Video

Video Pet Kangaroo Helps Spread Environmental Message

Children’s author Julia Heckathorn travels the world to learn about different ecosystems and endangered animals. She pours her knowledge into children’s books, hoping the next generation will right the environmental wrongs of our times. As in many children's books, the main character in Heckathorn's stories is an animal. Unlike those other characters, though, this one is real - a kangaroo, that lives in the author’s backyard. VOA’s Penelope Poulou has more.
Video

Video Pro-Russian Separatists Plan 'Federalization Referendum' in Eastern Ukraine

Pro-Russian separatists in eastern Ukraine say they plan to move forward next month with a referendum vote for greater autonomy, despite the Geneva agreement reached with Russia, the U.S. and Ukraine to end the political conflict. VOA's Brian Padden reports from the city of Donetsk in Eastern Ukraine.
Video

Video Pope Francis Hopes Dual Canonizations Will Reconcile Church

On April 27, two popes - John the XXIII and John Paul II - will be made saints in a ceremony at St. Peter’s Square. VOA religion correspondent Jerome Socolovsky says the dual canonization is part of the current pope’s program to reconcile liberals and conservatives in the Roman Catholic Church.
Video
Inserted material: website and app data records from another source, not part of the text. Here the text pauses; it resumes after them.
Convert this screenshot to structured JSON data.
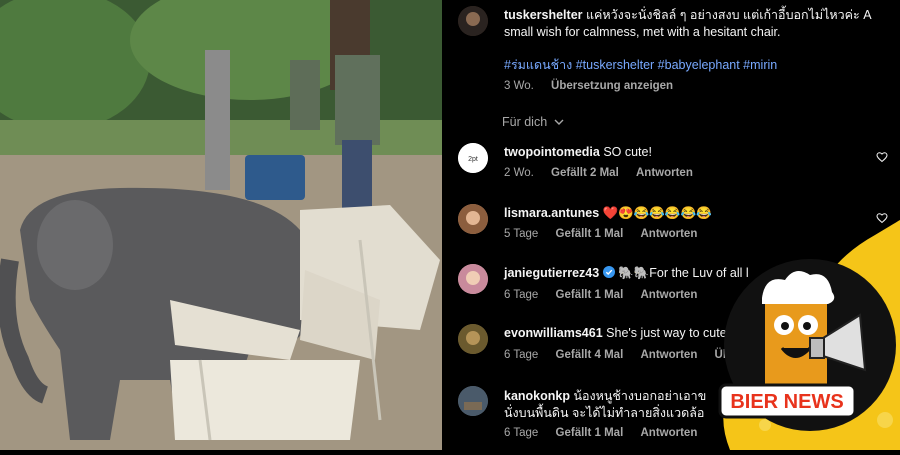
{
  "post": {
    "username": "tuskershelter",
    "caption": "แค่หวังจะนั่งชิลล์ ๆ อย่างสงบ แต่เก้าอี้บอกไม่ไหวค่ะ A small wish for calmness, met with a hesitant chair.",
    "hashtags": "#ร่มแดนช้าง #tuskershelter #babyelephant #mirin",
    "age": "3 Wo.",
    "translate_label": "Übersetzung anzeigen",
    "sort_label": "Für dich"
  },
  "comments": [
    {
      "username": "twopointomedia",
      "text": "SO cute!",
      "age": "2 Wo.",
      "likes": "Gefällt 2 Mal",
      "reply": "Antworten"
    },
    {
      "username": "lismara.antunes",
      "text": "❤️😍😂😂😂😂😂",
      "age": "5 Tage",
      "likes": "Gefällt 1 Mal",
      "reply": "Antworten"
    },
    {
      "username": "janiegutierrez43",
      "text": "🐘🐘For the Luv of all l",
      "age": "6 Tage",
      "likes": "Gefällt 1 Mal",
      "reply": "Antworten",
      "verified": true
    },
    {
      "username": "evonwilliams461",
      "text": "She's just way to cute",
      "age": "6 Tage",
      "likes": "Gefällt 4 Mal",
      "reply": "Antworten",
      "extra": "Überse"
    },
    {
      "username": "kanokonkp",
      "text": "น้องหนูช้างบอกอย่าเอาข",
      "text2": "นั่งบนพื้นดิน จะได้ไม่ทำลายสิ่งแวดล้อ",
      "age": "6 Tage",
      "likes": "Gefällt 1 Mal",
      "reply": "Antworten"
    }
  ],
  "badge": {
    "label": "BIER NEWS"
  },
  "colors": {
    "accent": "#f5c518",
    "hashtag": "#78a9ff",
    "badge_red": "#e8331c"
  },
  "icons": [
    "heart-icon",
    "chevron-down-icon",
    "verified-icon",
    "megaphone-icon"
  ]
}
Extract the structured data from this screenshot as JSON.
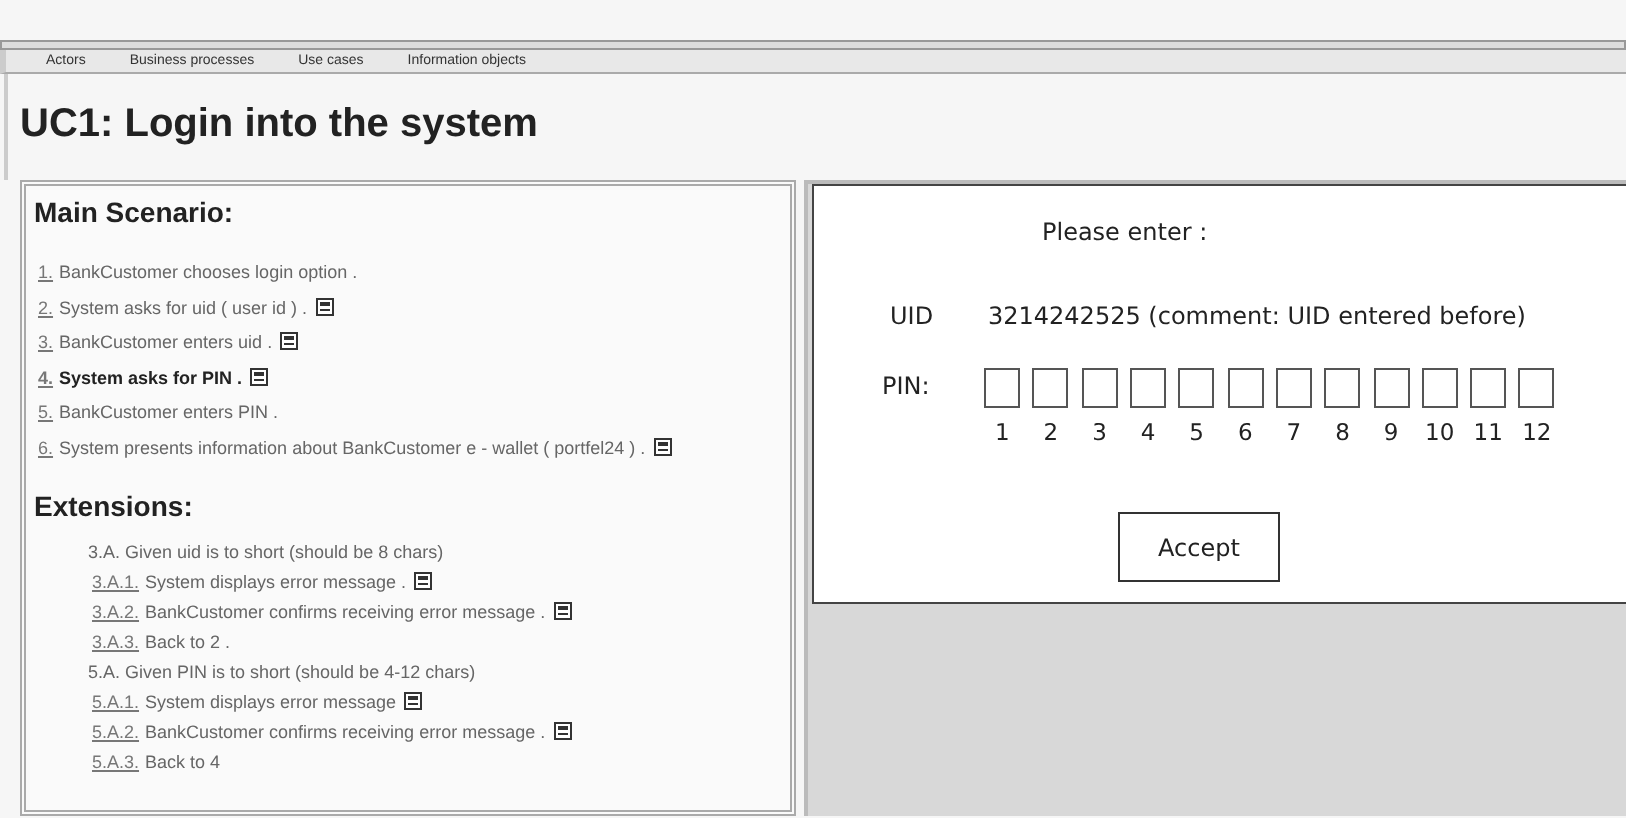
{
  "tabs": [
    {
      "label": "Actors"
    },
    {
      "label": "Business processes"
    },
    {
      "label": "Use cases"
    },
    {
      "label": "Information objects"
    }
  ],
  "title": "UC1: Login into the system",
  "main_scenario": {
    "heading": "Main Scenario:",
    "steps": [
      {
        "number": "1.",
        "text": "BankCustomer chooses login option .",
        "note": false,
        "current": false
      },
      {
        "number": "2.",
        "text": "System asks for uid ( user id ) .",
        "note": true,
        "current": false
      },
      {
        "number": "3.",
        "text": "BankCustomer enters uid .",
        "note": true,
        "current": false
      },
      {
        "number": "4.",
        "text": "System asks for PIN .",
        "note": true,
        "current": true
      },
      {
        "number": "5.",
        "text": "BankCustomer enters PIN .",
        "note": false,
        "current": false
      },
      {
        "number": "6.",
        "text": "System presents information about BankCustomer e - wallet ( portfel24 ) .",
        "note": true,
        "current": false
      }
    ]
  },
  "extensions": {
    "heading": "Extensions:",
    "items": [
      {
        "kind": "condition",
        "text": "3.A. Given uid is to short (should be 8 chars)"
      },
      {
        "kind": "step",
        "number": "3.A.1.",
        "text": "System displays error message .",
        "note": true
      },
      {
        "kind": "step",
        "number": "3.A.2.",
        "text": "BankCustomer confirms receiving error message .",
        "note": true
      },
      {
        "kind": "step",
        "number": "3.A.3.",
        "text": "Back to 2 .",
        "note": false
      },
      {
        "kind": "condition",
        "text": "5.A. Given PIN is to short (should be 4-12 chars)"
      },
      {
        "kind": "step",
        "number": "5.A.1.",
        "text": "System displays error message",
        "note": true
      },
      {
        "kind": "step",
        "number": "5.A.2.",
        "text": "BankCustomer confirms receiving error message .",
        "note": true
      },
      {
        "kind": "step",
        "number": "5.A.3.",
        "text": "Back to 4",
        "note": false
      }
    ]
  },
  "mockup": {
    "prompt": "Please enter :",
    "uid_label": "UID",
    "uid_value": "3214242525 (comment: UID entered before)",
    "pin_label": "PIN:",
    "pin_digits": [
      "1",
      "2",
      "3",
      "4",
      "5",
      "6",
      "7",
      "8",
      "9",
      "10",
      "11",
      "12"
    ],
    "accept": "Accept"
  }
}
Video In Capturing Nature's Majesty, Film Makes Case for Its Survival

French filmmaker Luc Jacquet won worldwide acclaim for his 2005 Academy Award-winning documentary "March of the Penguins". Now Jacquet is back with a new film that takes movie-goers deep into the heart of a tropical rainforest - not only to celebrate its grandeur, but to make the case for its survival. VOA's Rosanne Skirble reports.
Video
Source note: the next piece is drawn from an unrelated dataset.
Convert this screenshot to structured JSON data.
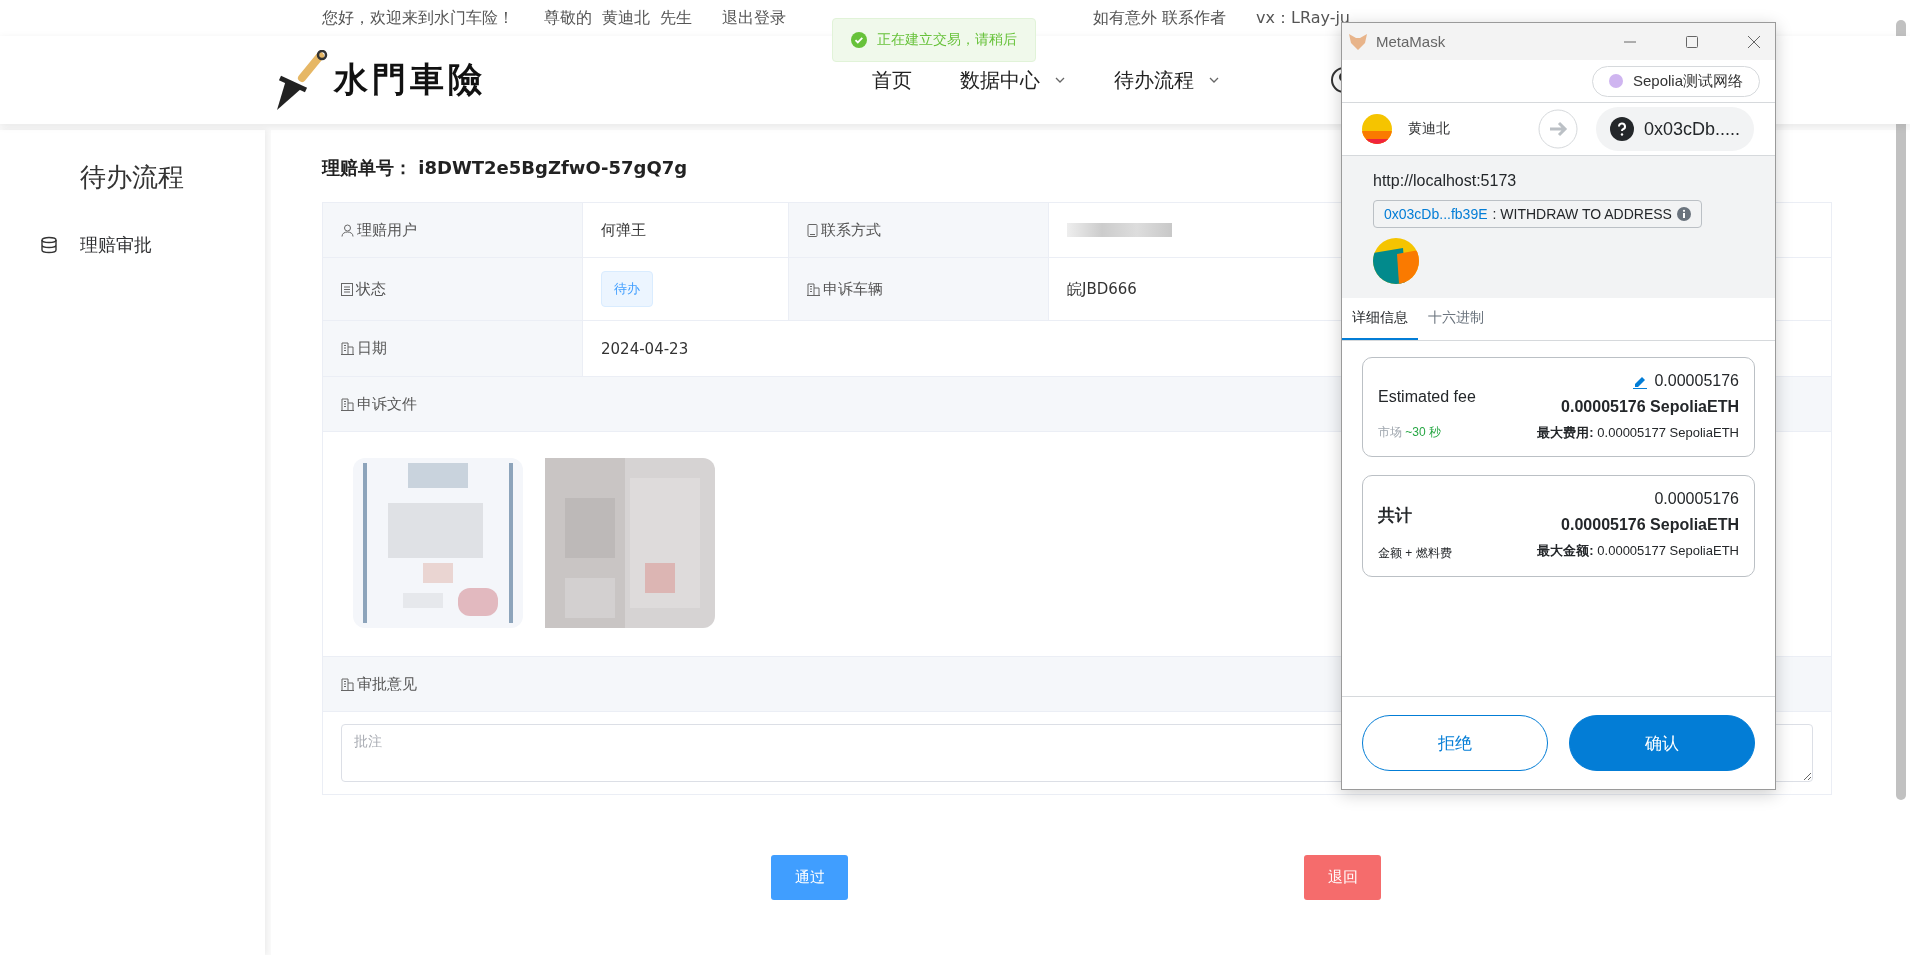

Video Boston Marathon Bittersweet for Many Runners

Monday's running of the Boston Marathon was bittersweet for many of the 36,000 participants as they finished the run that was interrupted by a double bombing last year. Many gathered along the route paid respect to the four people killed as a result of two bombings near the finish line. VOA's Carolyn Presutti returned to Boston this year to follow two runners, forever changed because of the crimes.
Video

Video International Students Learn Film Production in World's Movie Capital

Hollywood - which is part of Los Angeles - is the movie capital of the world, and many aspiring filmmakers go there in hopes of breaking into the movie business. Mike O'Sullivan reports that regional universities are also a magnet for students who hope to become producers or directors.
Video

Video Pacific Rim Trade Deal Proves Elusive

With the U.S.-led war in Iraq ended and American military involvement in Afghanistan winding down, President Barack Obama has sought to pivot the country's foreign policy focus towards Asia. One aspect of that pivot is the negotiation of a free-trade agreement among 12 Pacific Rim nations. But as Obama leaves this week on a trip to four Asian countries he has found it very difficult to complete the trade pact. VOA's Ken Bredemeier has more from Washington.
Video

Video Autistic Adults Face Housing, Job Challenges

Many parents of children with disabilities fear for the future of their adult child. It can be difficult to find services to help adults with disabilities - physical, mental or emotional - find work or live on their own. The mother of an autistic boy set up a foundation to advocate for the estimated 1.2 million American adults with autism, a developmental disorder that causes communication difficulties and often social difficulties. VOA's Faiza Elmasry reports.
AppleAndroid